TASK ITEM →
Wherever the word "Context" appears in the entries, copy the whole line.

DATA TO PROCESS →

Segment Open

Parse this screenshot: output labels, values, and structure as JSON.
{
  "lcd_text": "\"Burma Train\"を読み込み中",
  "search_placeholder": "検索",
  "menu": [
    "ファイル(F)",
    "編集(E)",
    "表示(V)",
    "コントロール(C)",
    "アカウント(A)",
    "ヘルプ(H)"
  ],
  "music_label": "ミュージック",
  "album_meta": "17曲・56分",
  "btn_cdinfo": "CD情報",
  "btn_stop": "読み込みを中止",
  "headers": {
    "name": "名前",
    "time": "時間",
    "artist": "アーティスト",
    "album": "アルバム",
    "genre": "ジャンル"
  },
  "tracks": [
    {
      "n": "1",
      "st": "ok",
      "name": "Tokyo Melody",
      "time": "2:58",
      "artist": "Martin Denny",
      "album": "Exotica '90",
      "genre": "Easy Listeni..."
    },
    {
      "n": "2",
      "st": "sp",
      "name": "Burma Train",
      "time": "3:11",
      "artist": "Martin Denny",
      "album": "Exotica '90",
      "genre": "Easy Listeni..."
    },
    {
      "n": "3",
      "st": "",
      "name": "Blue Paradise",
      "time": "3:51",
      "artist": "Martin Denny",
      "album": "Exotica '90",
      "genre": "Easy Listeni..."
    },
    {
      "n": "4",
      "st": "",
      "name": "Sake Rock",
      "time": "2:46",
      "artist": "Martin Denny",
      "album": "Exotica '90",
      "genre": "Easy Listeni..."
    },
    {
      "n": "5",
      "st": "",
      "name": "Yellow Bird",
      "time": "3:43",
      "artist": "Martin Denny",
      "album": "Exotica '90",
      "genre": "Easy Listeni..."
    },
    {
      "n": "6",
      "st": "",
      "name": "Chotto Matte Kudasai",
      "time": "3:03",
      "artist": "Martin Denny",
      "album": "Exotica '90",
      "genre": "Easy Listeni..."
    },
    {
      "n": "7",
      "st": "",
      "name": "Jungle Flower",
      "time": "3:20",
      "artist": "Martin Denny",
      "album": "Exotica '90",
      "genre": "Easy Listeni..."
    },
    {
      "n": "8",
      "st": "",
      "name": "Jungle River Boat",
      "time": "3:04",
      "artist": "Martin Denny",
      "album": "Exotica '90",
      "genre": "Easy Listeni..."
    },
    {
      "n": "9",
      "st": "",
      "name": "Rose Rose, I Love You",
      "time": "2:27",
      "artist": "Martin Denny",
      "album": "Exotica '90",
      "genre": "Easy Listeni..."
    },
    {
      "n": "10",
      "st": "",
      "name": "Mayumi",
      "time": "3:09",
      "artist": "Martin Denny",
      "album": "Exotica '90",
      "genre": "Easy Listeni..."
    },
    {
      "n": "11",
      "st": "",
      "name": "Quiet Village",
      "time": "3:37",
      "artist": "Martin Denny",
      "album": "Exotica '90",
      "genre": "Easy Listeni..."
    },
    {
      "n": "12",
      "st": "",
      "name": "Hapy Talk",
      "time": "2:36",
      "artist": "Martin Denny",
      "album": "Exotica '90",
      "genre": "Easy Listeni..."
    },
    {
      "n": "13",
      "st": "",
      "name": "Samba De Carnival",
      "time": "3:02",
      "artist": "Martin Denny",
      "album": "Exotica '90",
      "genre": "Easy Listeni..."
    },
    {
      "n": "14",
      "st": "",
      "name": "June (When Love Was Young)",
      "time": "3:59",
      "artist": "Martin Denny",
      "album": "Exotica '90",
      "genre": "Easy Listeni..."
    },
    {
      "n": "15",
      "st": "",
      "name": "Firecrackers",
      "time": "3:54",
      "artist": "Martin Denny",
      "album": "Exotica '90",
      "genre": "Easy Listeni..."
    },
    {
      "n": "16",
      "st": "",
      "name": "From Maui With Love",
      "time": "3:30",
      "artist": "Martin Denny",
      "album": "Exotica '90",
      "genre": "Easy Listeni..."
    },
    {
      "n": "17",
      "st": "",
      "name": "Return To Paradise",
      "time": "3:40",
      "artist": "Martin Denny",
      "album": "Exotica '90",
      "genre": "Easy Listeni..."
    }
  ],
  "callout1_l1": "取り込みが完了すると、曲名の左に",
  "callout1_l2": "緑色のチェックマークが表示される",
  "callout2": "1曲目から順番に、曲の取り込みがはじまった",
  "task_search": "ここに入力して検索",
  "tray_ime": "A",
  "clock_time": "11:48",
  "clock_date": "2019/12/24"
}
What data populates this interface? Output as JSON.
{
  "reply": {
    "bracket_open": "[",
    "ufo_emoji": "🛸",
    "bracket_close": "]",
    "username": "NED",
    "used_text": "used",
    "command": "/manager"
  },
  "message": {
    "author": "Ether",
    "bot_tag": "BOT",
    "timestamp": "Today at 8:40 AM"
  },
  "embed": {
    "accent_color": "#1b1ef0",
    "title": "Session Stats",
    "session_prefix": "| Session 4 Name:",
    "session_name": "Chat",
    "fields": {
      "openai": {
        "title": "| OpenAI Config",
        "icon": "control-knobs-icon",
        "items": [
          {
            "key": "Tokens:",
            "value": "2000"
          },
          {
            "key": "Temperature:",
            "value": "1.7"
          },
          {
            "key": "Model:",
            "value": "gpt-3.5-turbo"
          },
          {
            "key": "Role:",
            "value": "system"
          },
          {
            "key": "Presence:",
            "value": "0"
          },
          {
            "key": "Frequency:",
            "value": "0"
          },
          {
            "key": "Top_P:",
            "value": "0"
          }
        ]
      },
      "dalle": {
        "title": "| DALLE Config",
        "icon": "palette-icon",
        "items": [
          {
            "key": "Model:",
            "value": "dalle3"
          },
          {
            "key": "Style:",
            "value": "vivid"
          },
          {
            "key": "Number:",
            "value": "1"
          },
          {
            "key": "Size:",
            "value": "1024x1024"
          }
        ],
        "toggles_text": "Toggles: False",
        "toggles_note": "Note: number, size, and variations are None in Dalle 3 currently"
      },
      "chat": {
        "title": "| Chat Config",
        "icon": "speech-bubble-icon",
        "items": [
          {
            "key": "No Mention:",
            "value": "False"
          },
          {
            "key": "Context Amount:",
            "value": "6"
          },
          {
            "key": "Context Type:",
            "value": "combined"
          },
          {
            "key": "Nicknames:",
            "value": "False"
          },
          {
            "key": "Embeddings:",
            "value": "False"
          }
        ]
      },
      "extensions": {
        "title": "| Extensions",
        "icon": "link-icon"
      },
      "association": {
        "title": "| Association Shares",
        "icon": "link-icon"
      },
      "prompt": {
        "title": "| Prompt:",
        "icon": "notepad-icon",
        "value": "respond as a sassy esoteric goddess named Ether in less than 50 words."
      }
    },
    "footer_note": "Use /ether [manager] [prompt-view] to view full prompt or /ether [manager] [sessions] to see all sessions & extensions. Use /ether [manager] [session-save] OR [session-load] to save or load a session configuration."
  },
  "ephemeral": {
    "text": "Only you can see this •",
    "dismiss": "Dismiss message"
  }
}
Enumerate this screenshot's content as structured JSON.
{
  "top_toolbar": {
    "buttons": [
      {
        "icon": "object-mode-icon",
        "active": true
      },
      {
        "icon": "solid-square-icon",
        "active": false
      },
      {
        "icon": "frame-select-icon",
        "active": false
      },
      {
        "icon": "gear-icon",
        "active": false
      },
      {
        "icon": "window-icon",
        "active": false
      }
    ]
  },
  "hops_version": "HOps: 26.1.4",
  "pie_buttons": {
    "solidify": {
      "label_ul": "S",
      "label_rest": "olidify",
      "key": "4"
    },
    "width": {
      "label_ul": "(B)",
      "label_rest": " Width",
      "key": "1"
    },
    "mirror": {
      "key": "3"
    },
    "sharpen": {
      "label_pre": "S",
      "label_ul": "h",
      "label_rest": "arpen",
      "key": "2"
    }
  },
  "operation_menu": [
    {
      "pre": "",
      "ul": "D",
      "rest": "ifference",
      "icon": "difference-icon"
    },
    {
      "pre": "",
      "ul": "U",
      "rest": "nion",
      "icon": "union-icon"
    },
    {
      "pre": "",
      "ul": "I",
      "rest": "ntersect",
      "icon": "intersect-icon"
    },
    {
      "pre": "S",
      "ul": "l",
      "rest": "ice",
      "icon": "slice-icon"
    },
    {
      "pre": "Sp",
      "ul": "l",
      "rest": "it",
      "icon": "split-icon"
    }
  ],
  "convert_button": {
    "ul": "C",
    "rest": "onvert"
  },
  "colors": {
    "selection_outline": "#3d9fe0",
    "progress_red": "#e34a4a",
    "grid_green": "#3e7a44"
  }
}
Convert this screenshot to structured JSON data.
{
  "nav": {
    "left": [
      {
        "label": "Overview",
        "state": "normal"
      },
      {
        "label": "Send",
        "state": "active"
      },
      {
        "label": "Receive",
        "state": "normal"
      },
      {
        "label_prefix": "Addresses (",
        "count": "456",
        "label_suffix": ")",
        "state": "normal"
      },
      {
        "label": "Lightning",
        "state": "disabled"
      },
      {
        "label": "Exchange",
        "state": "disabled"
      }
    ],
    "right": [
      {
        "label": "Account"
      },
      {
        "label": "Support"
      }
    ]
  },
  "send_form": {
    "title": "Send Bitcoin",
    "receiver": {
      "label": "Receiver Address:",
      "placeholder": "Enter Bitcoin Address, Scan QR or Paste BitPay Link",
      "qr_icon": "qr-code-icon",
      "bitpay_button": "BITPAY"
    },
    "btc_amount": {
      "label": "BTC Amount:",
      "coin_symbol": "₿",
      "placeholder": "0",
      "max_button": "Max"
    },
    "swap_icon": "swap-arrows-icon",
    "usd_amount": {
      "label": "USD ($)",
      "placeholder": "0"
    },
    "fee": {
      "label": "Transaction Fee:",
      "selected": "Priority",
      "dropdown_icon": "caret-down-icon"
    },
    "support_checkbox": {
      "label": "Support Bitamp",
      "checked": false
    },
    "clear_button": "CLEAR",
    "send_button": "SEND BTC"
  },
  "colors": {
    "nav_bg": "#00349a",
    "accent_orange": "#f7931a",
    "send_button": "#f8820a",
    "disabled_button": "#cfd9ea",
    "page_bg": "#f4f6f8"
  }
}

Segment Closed

TASK OUTPUT →
            "key": "Context Amount:",
            "key": "Context Type:",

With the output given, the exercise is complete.